Page and application data records
- Opening Delimiter -
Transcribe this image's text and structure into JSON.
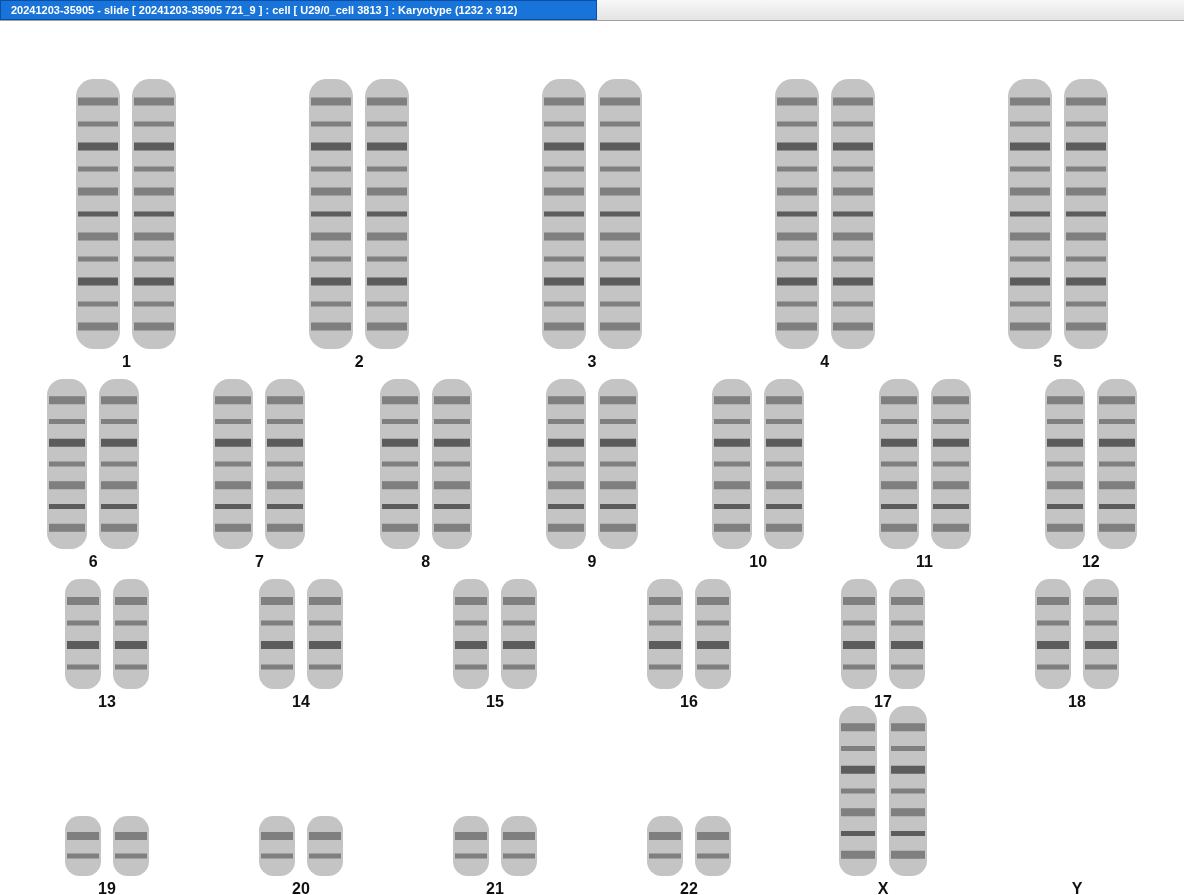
{
  "window": {
    "title": "20241203-35905 - slide [ 20241203-35905 721_9 ] : cell [ U29/0_cell 3813 ] : Karyotype  (1232 x 912)"
  },
  "karyotype": {
    "rows": [
      {
        "chromosomes": [
          {
            "label": "1",
            "kind": "large"
          },
          {
            "label": "2",
            "kind": "large"
          },
          {
            "label": "3",
            "kind": "large"
          },
          {
            "label": "4",
            "kind": "large"
          },
          {
            "label": "5",
            "kind": "large"
          }
        ]
      },
      {
        "chromosomes": [
          {
            "label": "6",
            "kind": "medium"
          },
          {
            "label": "7",
            "kind": "medium"
          },
          {
            "label": "8",
            "kind": "medium"
          },
          {
            "label": "9",
            "kind": "medium"
          },
          {
            "label": "10",
            "kind": "medium"
          },
          {
            "label": "11",
            "kind": "medium"
          },
          {
            "label": "12",
            "kind": "medium"
          }
        ]
      },
      {
        "chromosomes": [
          {
            "label": "13",
            "kind": "small"
          },
          {
            "label": "14",
            "kind": "small"
          },
          {
            "label": "15",
            "kind": "small"
          },
          {
            "label": "16",
            "kind": "small"
          },
          {
            "label": "17",
            "kind": "small"
          },
          {
            "label": "18",
            "kind": "small"
          }
        ]
      },
      {
        "chromosomes": [
          {
            "label": "19",
            "kind": "tiny"
          },
          {
            "label": "20",
            "kind": "tiny"
          },
          {
            "label": "21",
            "kind": "tiny"
          },
          {
            "label": "22",
            "kind": "tiny"
          },
          {
            "label": "X",
            "kind": "sex"
          },
          {
            "label": "Y",
            "kind": "empty"
          }
        ]
      }
    ]
  }
}
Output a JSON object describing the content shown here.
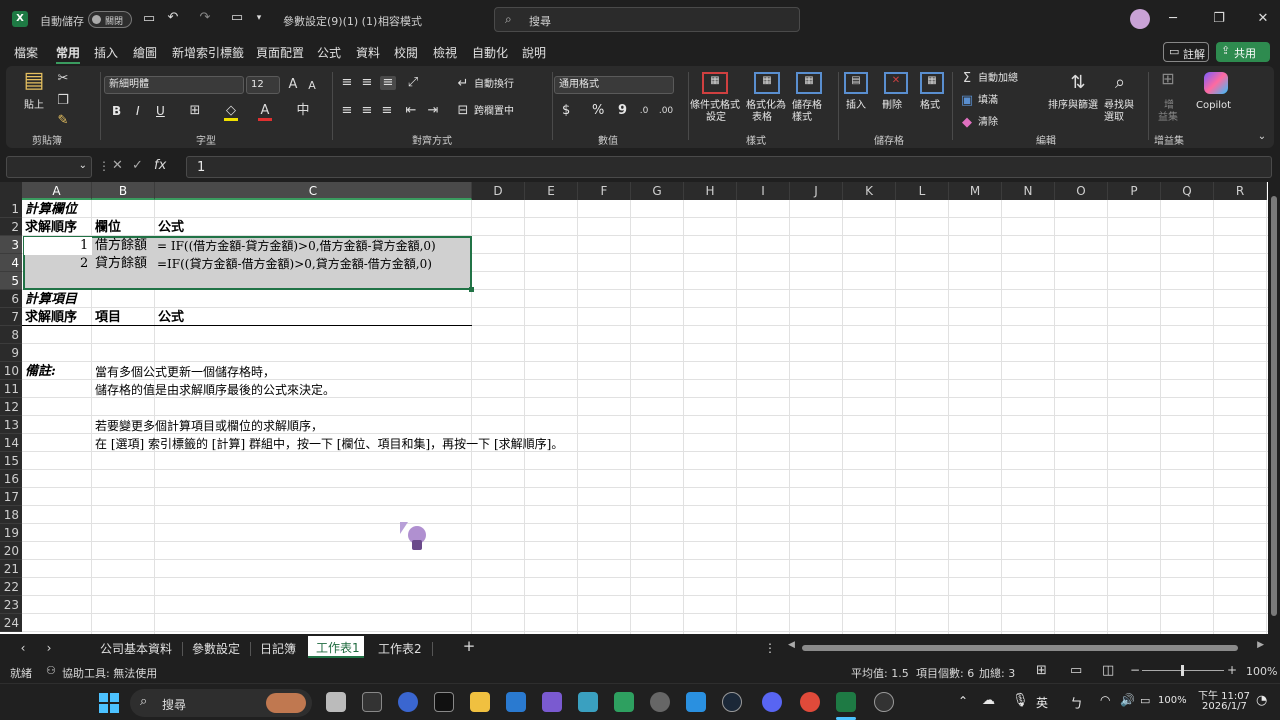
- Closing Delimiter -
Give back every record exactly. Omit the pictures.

■ **Exercise answer**
Transcribe this image's text and structure into JSON.
{
  "window": {
    "title": "20241203-35905 - slide [ 20241203-35905 721_9 ] : cell [ U29/0_cell 3813 ] : Karyotype  (1232 x 912)"
  },
  "karyotype": {
    "rows": [
      {
        "chromosomes": [
          {
            "label": "1",
            "kind": "large"
          },
          {
            "label": "2",
            "kind": "large"
          },
          {
            "label": "3",
            "kind": "large"
          },
          {
            "label": "4",
            "kind": "large"
          },
          {
            "label": "5",
            "kind": "large"
          }
        ]
      },
      {
        "chromosomes": [
          {
            "label": "6",
            "kind": "medium"
          },
          {
            "label": "7",
            "kind": "medium"
          },
          {
            "label": "8",
            "kind": "medium"
          },
          {
            "label": "9",
            "kind": "medium"
          },
          {
            "label": "10",
            "kind": "medium"
          },
          {
            "label": "11",
            "kind": "medium"
          },
          {
            "label": "12",
            "kind": "medium"
          }
        ]
      },
      {
        "chromosomes": [
          {
            "label": "13",
            "kind": "small"
          },
          {
            "label": "14",
            "kind": "small"
          },
          {
            "label": "15",
            "kind": "small"
          },
          {
            "label": "16",
            "kind": "small"
          },
          {
            "label": "17",
            "kind": "small"
          },
          {
            "label": "18",
            "kind": "small"
          }
        ]
      },
      {
        "chromosomes": [
          {
            "label": "19",
            "kind": "tiny"
          },
          {
            "label": "20",
            "kind": "tiny"
          },
          {
            "label": "21",
            "kind": "tiny"
          },
          {
            "label": "22",
            "kind": "tiny"
          },
          {
            "label": "X",
            "kind": "sex"
          },
          {
            "label": "Y",
            "kind": "empty"
          }
        ]
      }
    ]
  }
}
Output a JSON object describing the content shown here.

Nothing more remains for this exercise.